grants to aid television and video preservation projects at nonprofit
archives and similar institutions throughout the United States.

* Raising public awareness by establishing a national registry of
historically and culturally important television and video programs,
similar to the Library of Congress National Film Registry .

* Establishing a Study Center for Video Preservation to collect and
provide technical information to institutions across the U.S. and to
maintain equipment able to copy obsolete formats.

* Continuing dialogue among educators, archivists and the entertainment
industry on ways to improve educational access to American television

* Urging the Library of Congress to use the full extent of off-air taping
authority it possesses under the 1976 Copyright Act.

This five-volume report is the first comprehensive look at American
television and video preservation. Information was gathered through
hundreds of interviews, public hearings and written statements from over
100 individuals and organizations, and the deliberations of three task
forces. Volume 1 contains the report; volumes 2-4 contains transcripts of
the public hearings; and volume 5 reproduces the written statements.

In releasing the report, Billington thanked the hundreds of broadcasters,
industry officials, archivists, educators, artists and others who testified
at public hearings, submitted written comments, served on task forces, and
otherwise contributed to the report. He singled out for praise the
report's chief researcher/author (William Murphy of the National Archives
and Records Administration), and the Association of Moving Image
Archivists, the nation's largest and most important body of moving image

The report will be available for purchase from the Government Printing
Office in a few weeks. Ordering information as well as an online version
of the report can be found at the following World Wide Web address:
http://lcweb.loc.gov/film/tv.html. For additional information, contact
Steve Leggett at p: 202/707-5912; f: 202/707-2371; email: sleg@loc.gov.

Date: Mon, 20 Oct 1997 15:18:18 -0400
From: David Green <david@ninch.org>
Subject: TV/Video Preservation Report

October 20, 1997


An important, 5-volume report on the state of television and videotape
preservation, was released on Thursday October 16 by the Library of

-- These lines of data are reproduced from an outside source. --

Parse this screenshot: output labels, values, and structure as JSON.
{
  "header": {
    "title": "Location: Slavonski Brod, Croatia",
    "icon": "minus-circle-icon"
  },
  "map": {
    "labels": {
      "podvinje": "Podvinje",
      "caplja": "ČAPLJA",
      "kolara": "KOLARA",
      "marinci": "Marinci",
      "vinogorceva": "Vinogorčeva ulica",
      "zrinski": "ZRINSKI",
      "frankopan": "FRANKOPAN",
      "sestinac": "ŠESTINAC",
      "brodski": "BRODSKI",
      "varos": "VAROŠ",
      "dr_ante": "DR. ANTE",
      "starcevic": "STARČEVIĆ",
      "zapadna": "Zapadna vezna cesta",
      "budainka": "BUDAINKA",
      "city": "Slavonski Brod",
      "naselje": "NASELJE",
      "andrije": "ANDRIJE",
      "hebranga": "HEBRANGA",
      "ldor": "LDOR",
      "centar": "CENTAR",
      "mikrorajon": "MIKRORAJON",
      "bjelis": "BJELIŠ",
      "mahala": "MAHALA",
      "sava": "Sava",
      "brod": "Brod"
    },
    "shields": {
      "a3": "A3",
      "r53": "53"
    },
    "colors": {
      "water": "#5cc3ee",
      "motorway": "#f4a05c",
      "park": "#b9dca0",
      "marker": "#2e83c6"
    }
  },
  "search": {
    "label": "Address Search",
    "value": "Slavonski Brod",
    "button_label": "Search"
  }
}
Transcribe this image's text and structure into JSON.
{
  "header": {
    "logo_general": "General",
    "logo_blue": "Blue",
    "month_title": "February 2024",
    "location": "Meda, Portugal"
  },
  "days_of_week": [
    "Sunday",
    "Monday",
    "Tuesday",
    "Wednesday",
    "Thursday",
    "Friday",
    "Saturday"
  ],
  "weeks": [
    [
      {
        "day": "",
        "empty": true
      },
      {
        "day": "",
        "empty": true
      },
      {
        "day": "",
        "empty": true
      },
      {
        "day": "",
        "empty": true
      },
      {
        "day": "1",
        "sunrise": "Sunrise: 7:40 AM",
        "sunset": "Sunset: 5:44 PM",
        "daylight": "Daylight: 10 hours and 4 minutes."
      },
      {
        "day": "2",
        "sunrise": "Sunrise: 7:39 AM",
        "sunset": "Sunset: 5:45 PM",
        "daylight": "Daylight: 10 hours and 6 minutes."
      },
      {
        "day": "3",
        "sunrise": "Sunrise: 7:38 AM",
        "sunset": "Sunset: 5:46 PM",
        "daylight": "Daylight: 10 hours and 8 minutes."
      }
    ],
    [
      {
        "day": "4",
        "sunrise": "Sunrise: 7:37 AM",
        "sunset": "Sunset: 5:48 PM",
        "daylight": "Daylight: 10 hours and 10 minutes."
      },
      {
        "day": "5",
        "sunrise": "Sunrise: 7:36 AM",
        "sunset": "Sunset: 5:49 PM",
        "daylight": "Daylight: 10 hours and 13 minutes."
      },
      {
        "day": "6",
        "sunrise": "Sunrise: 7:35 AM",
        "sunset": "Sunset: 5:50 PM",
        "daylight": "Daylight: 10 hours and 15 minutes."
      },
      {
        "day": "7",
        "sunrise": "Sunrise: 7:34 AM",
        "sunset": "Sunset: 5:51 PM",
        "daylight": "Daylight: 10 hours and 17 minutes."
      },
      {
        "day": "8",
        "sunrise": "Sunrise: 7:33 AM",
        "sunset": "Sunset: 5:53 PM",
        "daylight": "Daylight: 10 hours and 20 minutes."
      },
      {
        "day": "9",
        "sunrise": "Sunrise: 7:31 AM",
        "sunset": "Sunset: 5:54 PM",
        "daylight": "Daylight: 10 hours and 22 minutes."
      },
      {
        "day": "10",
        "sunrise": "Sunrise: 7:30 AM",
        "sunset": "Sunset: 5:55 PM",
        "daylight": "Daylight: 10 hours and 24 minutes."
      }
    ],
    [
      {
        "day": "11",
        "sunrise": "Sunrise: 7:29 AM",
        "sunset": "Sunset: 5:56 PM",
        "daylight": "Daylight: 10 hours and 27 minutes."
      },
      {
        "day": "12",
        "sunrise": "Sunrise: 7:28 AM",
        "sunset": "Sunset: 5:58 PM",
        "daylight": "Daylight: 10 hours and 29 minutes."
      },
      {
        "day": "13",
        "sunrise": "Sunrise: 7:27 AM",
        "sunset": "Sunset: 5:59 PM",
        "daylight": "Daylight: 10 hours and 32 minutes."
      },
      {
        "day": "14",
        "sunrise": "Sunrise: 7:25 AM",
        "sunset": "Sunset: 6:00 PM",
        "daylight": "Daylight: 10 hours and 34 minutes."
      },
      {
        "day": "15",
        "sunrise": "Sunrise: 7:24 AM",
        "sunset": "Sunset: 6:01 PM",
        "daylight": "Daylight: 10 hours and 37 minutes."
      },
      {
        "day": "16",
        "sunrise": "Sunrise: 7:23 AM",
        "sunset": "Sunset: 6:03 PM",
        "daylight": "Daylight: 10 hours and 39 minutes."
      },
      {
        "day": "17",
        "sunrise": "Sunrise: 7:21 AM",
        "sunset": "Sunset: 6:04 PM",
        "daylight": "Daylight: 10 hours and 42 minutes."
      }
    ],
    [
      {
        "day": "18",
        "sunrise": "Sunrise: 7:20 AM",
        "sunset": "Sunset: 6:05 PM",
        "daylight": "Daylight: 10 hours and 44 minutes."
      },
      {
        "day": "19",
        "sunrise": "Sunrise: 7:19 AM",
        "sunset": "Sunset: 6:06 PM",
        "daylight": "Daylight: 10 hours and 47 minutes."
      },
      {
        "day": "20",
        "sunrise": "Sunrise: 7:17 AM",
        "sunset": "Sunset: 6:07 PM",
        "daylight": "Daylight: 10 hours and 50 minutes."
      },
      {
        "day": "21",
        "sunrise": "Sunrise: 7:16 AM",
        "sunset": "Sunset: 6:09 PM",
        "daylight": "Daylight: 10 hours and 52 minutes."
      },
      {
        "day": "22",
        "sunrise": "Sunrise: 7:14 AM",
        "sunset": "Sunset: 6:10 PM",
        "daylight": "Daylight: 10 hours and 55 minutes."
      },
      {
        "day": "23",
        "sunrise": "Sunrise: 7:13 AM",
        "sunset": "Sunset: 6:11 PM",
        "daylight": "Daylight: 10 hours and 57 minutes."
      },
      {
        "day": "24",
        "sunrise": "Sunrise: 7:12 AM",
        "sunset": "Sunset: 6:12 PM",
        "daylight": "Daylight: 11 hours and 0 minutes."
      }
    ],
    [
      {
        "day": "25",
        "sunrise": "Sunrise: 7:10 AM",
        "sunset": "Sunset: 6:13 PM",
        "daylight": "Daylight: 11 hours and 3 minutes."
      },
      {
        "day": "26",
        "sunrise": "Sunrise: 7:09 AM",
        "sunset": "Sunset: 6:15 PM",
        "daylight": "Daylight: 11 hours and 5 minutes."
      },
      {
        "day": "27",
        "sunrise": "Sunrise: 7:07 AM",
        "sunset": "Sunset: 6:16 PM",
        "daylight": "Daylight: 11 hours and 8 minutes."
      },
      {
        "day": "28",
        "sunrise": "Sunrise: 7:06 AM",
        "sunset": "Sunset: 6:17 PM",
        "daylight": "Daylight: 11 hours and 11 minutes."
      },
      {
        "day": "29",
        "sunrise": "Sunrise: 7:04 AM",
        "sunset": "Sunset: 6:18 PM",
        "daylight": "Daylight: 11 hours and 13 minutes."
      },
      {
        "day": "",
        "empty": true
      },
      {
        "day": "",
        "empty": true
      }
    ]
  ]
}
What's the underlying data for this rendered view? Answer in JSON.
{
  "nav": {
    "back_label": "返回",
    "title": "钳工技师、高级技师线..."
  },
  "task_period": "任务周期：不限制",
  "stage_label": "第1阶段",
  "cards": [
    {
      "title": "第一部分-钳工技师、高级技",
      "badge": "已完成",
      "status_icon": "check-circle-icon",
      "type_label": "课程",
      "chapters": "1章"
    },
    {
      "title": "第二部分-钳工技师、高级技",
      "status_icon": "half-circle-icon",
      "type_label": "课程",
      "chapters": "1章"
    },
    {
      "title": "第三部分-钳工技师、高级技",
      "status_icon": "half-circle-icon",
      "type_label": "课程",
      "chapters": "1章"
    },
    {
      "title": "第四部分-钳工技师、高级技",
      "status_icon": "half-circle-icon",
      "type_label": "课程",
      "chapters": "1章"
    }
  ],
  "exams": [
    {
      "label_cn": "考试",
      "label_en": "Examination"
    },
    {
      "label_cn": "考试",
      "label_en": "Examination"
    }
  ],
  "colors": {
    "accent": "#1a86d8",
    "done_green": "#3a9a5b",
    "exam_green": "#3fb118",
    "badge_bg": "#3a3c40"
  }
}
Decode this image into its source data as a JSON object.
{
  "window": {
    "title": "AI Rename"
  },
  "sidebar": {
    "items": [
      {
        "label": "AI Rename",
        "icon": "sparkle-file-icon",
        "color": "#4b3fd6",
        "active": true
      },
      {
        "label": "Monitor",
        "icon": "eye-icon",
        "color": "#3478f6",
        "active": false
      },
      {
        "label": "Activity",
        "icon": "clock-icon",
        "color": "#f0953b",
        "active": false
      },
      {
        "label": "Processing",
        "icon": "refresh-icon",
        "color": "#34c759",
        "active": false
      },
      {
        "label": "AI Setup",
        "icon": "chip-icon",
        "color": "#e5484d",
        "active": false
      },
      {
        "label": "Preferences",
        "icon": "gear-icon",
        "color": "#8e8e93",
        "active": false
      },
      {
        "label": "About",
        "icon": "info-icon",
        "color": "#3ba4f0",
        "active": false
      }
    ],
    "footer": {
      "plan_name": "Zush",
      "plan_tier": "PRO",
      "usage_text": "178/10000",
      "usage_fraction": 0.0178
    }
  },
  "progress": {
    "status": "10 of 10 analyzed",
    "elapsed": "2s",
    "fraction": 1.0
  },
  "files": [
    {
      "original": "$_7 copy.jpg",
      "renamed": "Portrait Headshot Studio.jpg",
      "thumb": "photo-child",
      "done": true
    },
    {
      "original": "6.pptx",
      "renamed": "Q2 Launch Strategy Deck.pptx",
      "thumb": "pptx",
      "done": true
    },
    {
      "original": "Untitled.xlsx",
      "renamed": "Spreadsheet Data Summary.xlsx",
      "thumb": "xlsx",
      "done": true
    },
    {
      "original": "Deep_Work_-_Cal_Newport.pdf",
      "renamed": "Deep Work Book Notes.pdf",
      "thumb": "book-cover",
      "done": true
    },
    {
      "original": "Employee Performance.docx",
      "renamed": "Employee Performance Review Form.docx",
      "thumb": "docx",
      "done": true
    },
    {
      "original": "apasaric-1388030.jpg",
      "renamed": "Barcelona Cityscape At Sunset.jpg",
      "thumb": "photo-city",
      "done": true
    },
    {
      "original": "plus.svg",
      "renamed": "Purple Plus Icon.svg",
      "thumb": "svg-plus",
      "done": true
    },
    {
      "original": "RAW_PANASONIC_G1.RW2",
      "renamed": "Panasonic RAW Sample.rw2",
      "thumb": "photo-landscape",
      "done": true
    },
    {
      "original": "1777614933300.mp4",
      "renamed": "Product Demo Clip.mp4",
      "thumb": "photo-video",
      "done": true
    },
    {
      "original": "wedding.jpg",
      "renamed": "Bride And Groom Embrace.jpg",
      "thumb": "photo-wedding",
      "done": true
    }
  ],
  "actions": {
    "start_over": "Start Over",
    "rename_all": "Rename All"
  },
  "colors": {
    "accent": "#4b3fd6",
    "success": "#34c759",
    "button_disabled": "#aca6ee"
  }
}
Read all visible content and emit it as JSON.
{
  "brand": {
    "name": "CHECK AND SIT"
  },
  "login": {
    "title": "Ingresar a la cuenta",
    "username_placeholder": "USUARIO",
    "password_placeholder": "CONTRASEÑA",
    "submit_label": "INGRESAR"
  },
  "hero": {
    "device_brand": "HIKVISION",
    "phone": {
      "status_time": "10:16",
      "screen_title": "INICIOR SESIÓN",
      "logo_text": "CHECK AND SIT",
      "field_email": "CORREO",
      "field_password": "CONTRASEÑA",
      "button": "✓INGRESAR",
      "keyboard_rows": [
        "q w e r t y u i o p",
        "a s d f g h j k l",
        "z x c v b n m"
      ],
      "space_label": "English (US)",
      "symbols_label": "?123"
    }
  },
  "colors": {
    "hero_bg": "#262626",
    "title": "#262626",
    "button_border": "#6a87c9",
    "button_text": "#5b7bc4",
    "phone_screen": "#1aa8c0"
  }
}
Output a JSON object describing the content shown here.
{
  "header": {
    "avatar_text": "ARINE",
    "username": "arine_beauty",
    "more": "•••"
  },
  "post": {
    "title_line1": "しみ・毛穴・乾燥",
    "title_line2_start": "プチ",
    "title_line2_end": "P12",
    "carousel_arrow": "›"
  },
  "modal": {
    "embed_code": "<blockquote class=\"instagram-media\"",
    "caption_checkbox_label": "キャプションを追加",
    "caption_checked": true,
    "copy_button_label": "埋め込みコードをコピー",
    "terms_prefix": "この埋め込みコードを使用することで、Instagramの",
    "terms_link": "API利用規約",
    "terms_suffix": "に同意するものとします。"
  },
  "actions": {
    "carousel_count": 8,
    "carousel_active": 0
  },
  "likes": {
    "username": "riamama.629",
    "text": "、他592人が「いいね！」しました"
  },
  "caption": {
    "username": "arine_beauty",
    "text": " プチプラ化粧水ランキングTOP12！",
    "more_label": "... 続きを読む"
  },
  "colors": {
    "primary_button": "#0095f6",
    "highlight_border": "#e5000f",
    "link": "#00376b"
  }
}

This report, together with its companion report: "Film Preservation 1993: A
Study of the Current State of American Film Preservation," is important for
this community because both effective preservation and digitization of
moving images are dependent on description, indexing and cataloging
standards that are still in a state of disarray.

If digitally networked cultural heritage is to include the huge array of
twentieth century material in moving image formats then the issues of
preservation, description and indexing have to be solved. For background
and further thinking on this issue see my article "Beyond Word and Image"
in the July/August issue of D-Lib magazine

For background on the report see the Library of Congress Website at
<http://lcweb.loc.gov/film/tv.html>, where information about how to
purchase the report will be available around mid-November 1997. The report
(volume 1) will
also be posted on the Internet at the National Film Preservation Board
(NFPB) Web site around the end of October <http://lcweb.loc.gov/film/>
(look under "New Projects"). Volumes 2-4 comprise transcripts of hearings
in Los Angeles, New York and Washington. These volumes are available now
online at the above NFPB site.

David Green

Humanist Discussion Group
Information at <http://www.kcl.ac.uk/humanities/cch/humanist/>